Fumio Obata’s graphic novel Just So Happens is a tale of cultural difference, identity and assimilation. Yumiko is a young woman at a turning point both in her own life but also, in some ways, in the life of her country. Living in London with her English boyfriend Mark and working as a designer as part of a fledging agency, Yumiko is considering her future; the death of her father, a kind if traditional elderly man given to lonely mountain walks, propels her back home and brings her face to face with her dilemma, which Obata represents in the form of a character from Noh, the stylised Japanese theatrical tradition. Obata makes the point explicitly in the latter half of the book, as Yumiko says:
‘It is hard to explain the aesthetics of Noh theatre to Western audiences. The nuances are so specific. It is important to know what it tries to transmit to us. In Japanese arts, the forms and patterns are refined by artists over centuries… In order to express its idea of a transcendental world, one must put the heart and mind in total resonance with the theatrical role. And during the process all the natural traits are simplified.’

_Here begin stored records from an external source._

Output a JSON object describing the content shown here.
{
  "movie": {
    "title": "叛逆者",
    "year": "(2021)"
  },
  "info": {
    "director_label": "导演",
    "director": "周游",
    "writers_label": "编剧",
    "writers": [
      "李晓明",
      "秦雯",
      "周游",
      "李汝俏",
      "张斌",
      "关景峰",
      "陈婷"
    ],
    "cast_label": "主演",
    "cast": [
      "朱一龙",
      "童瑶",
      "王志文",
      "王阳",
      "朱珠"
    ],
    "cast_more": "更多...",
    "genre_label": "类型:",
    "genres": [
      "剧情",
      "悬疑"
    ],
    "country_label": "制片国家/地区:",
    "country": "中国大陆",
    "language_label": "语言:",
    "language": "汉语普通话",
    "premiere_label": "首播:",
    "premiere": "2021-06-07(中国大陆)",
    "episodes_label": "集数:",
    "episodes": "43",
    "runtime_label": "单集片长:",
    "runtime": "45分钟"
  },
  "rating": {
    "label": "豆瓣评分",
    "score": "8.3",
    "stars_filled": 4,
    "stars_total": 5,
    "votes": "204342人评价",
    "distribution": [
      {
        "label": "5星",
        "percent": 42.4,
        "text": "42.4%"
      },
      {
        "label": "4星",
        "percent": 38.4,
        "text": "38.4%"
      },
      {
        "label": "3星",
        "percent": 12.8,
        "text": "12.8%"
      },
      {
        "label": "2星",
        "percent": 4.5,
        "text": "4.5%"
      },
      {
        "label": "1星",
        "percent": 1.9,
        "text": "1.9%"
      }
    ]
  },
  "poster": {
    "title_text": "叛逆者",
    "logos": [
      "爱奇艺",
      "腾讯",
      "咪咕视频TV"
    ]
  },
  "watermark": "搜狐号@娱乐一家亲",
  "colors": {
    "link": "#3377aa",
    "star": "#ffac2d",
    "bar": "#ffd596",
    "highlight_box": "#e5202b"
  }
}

It’s good to have this in your mind at the start of the book as words and images drift by in the opening section, Obata setting the scene of Yumiko’s life in a way that feels somewhat superficial. The art is beautiful, reminiscent of Rutu Modan’s work (particularly The Property) in its use of pastel shades and watercolour, but the narrative drifts by, the world passing Yumiko’s eyes through the window of a bus or on a street. It takes a while to understand what Obata is seeking to show and also to warm to Yumiko as a character. A late conversation with her mother following her father’s funeral brings the arc of the book into sharp focus and propelled this reader right back to the start, demanding a much slower reading. This is a book you may want to study, a book of inflection and nuance, a delicate, thoughtful book that entrances the eyes and compels the old grey matter.
There is much to like. The mixture of smaller and larger frames, the use of white space and the careful use of colour and detail make for an experience in which the readers pulses, anemone-like, into the story and out to admire the art, into and out. The crisis, when it comes – recalling Kurosawa’s Drunken Angel and the scene where Toshiro Mifune’s gangster comes face to face with himself – is beautifully done, a two page image perfectly encapsulating Yumiko’s disordered state of mind, the kind of arresting oddity that will have you losing yourself in its oblique curiousness. It is this mixture of prosaic reality and dreaming hallucination that makes Just So Happens a recommended read: in some respects it is easier to be one thing or another, easier to be experimental or straightforward, much harder to marry the two in a way that feels satisfying and whole. Obata achieves that remarkable result and the book is engaging and thoughtful as a result.
Any Cop?: With Just So Happens Fumio Obata has leapt on to our ‘graphic novelists whose books we will always check out’ list.